Work task: Repeat every record word for word and omit the images.

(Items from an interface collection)

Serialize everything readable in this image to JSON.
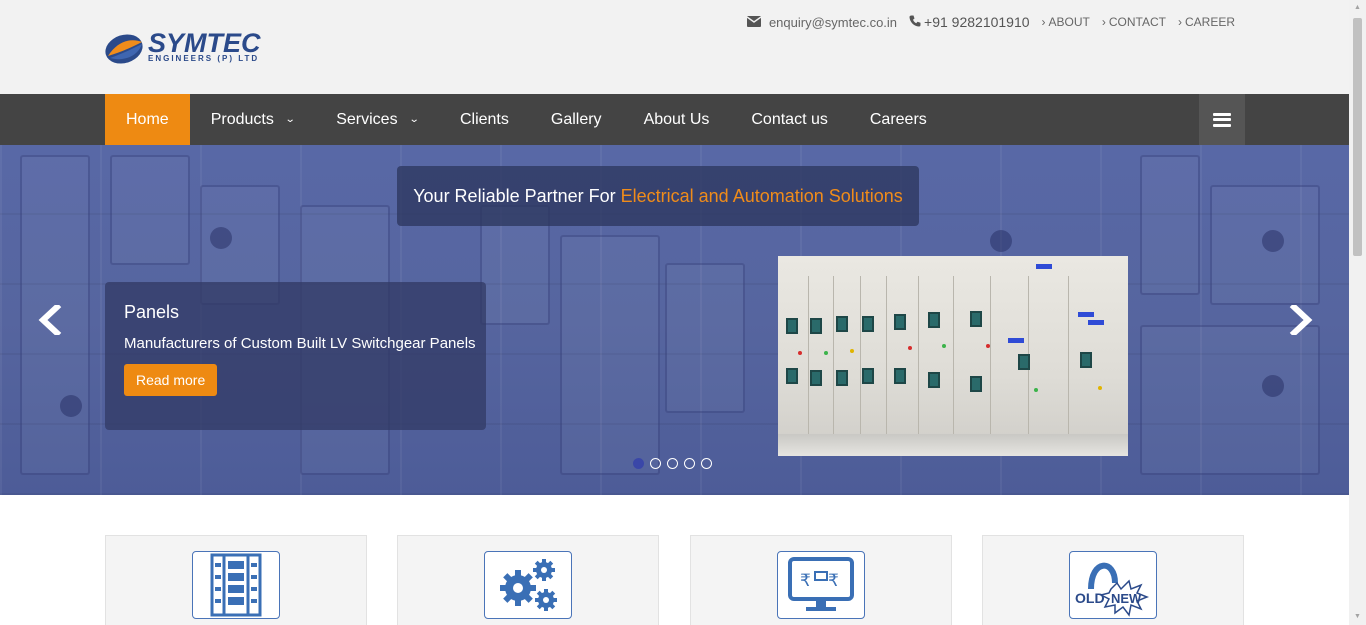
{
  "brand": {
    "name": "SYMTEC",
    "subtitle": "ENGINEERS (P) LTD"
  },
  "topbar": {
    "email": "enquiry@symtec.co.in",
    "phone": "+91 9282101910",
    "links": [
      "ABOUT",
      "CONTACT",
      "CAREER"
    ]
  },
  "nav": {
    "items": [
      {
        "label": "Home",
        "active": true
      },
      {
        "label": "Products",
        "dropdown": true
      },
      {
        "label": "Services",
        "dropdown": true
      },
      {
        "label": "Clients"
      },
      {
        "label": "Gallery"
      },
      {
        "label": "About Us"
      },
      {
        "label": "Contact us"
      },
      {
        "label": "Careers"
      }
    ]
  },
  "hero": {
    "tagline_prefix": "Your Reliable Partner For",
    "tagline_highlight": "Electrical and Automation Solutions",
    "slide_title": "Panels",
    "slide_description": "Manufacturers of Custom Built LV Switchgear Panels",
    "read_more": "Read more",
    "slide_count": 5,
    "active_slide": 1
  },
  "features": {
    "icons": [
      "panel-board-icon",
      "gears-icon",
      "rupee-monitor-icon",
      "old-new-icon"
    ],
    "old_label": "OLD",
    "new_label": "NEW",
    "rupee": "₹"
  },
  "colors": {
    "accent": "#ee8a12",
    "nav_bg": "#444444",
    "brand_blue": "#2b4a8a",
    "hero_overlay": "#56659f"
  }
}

Problem solution:
Serialize everything readable in this image to JSON.
{
  "brand": {
    "name": "SYMTEC",
    "subtitle": "ENGINEERS (P) LTD"
  },
  "topbar": {
    "email": "enquiry@symtec.co.in",
    "phone": "+91 9282101910",
    "links": [
      "ABOUT",
      "CONTACT",
      "CAREER"
    ]
  },
  "nav": {
    "items": [
      {
        "label": "Home",
        "active": true
      },
      {
        "label": "Products",
        "dropdown": true
      },
      {
        "label": "Services",
        "dropdown": true
      },
      {
        "label": "Clients"
      },
      {
        "label": "Gallery"
      },
      {
        "label": "About Us"
      },
      {
        "label": "Contact us"
      },
      {
        "label": "Careers"
      }
    ]
  },
  "hero": {
    "tagline_prefix": "Your Reliable Partner For",
    "tagline_highlight": "Electrical and Automation Solutions",
    "slide_title": "Panels",
    "slide_description": "Manufacturers of Custom Built LV Switchgear Panels",
    "read_more": "Read more",
    "slide_count": 5,
    "active_slide": 1
  },
  "features": {
    "icons": [
      "panel-board-icon",
      "gears-icon",
      "rupee-monitor-icon",
      "old-new-icon"
    ],
    "old_label": "OLD",
    "new_label": "NEW",
    "rupee": "₹"
  },
  "colors": {
    "accent": "#ee8a12",
    "nav_bg": "#444444",
    "brand_blue": "#2b4a8a",
    "hero_overlay": "#56659f"
  }
}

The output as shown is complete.